Beyond Food
Sonny with Brigade CEO and chef founder, Simon Boyle
Daniel Hambury/Stella Pictures Ltd

For years now, Beyond Food has turned its focus to those leaving prison, whose career and housing prospects are bleak. Only 17 per cent of ex-offenders manage to get a job within a year of release and around a third of those about to leave prison say they have nowhere to stay. The winter months are especially tough.

Jo, who works for the charity, said: “One of our recent beneficiaries was living in a tent because they couldn’t pay rent and energy bills.”

Emma Thynn at Beyond Food
Emma Thynn, Marchioness of Bath, baking focaccia bread at Beyond Food with young trainee chef Sonny and CEO and chef founder of Brigade Bar & Kitchen
Daniel Hambury/Stella Pictures Ltd

Brigade has thrown many a lifeline, offering sanctuary for those out in the cold and keen to bond over a shared love of food. “It’s like a family,” Simon said. He recalled accompanying Sonny to his trial and pleading with the judge to see how far the teenager had come and let him go. She agreed. Sonny has finished his programme but, like many, chose to stay at Brigade, where he is working alongside new recruits. One of them, George, did time for dealing drugs. The 32-year-old had worked in restaurants before, but said he’d found at Brigade a spirit of camaraderie like nowhere else. “It’s only been two weeks,” he said, “and already I’ve made great friends.”

George’s colleague Martha said she had always struggled to hold down a job.
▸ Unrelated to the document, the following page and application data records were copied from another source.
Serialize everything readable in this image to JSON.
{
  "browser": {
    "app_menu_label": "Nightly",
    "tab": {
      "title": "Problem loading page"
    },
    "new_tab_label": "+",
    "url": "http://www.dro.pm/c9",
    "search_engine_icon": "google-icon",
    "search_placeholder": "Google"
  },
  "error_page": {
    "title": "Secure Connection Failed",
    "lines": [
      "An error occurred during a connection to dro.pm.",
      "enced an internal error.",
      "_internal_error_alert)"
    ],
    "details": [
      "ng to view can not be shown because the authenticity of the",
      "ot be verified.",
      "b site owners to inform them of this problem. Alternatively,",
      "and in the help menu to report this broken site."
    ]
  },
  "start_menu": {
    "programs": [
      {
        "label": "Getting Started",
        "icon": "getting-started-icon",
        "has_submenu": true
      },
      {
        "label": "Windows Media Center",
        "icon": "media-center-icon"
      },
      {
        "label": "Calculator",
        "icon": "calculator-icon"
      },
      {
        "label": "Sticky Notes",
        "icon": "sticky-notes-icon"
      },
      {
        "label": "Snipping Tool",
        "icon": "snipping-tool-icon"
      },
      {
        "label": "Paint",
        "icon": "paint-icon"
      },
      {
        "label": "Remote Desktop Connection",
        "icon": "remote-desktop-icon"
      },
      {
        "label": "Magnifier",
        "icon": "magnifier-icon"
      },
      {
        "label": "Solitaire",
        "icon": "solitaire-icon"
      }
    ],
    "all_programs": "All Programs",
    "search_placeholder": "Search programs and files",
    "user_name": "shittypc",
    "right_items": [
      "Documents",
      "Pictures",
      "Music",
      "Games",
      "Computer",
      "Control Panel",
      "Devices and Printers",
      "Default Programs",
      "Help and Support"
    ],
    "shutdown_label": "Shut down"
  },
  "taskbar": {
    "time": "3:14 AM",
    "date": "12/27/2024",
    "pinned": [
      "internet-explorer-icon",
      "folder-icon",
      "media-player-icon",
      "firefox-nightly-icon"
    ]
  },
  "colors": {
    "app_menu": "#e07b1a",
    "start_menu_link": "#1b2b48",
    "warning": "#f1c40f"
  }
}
Beyond Food had given her purpose, she said. Sonny said: “You feel like you’re part of something bigger. When you get to teach others what you’ve learned, be part of that chain reaction, it’s amazing.” The Marchioness said: “It’s amazing to see him running the show and teaching at such a young age.”

*Some names have been changed.

How you can help

£10 could provide a nourishing meal for a Londoner every day for a month

£20 could provide a duvet and pillow to a young person helping them sleep at night

£50 could contribute to a new school uniform for a child fleeing with a parent from an abusive relationship

£100 could provide 400 meals for families at a local community centre

£300 could pay for all that’s needed by a family expecting a baby, including new cot, mattress and pram

£1,750 could get a truck packed with enough food for 7,000 meal

In a nutshell

We have partnered with Comic Relief to launch our Winter Survival Appeal Christmas Campaign, with Comic Relief pledging £500,000 to kick off our fund. The money we raise will help fund charities in London and across the country helping people who are struggling with the cost of living crisis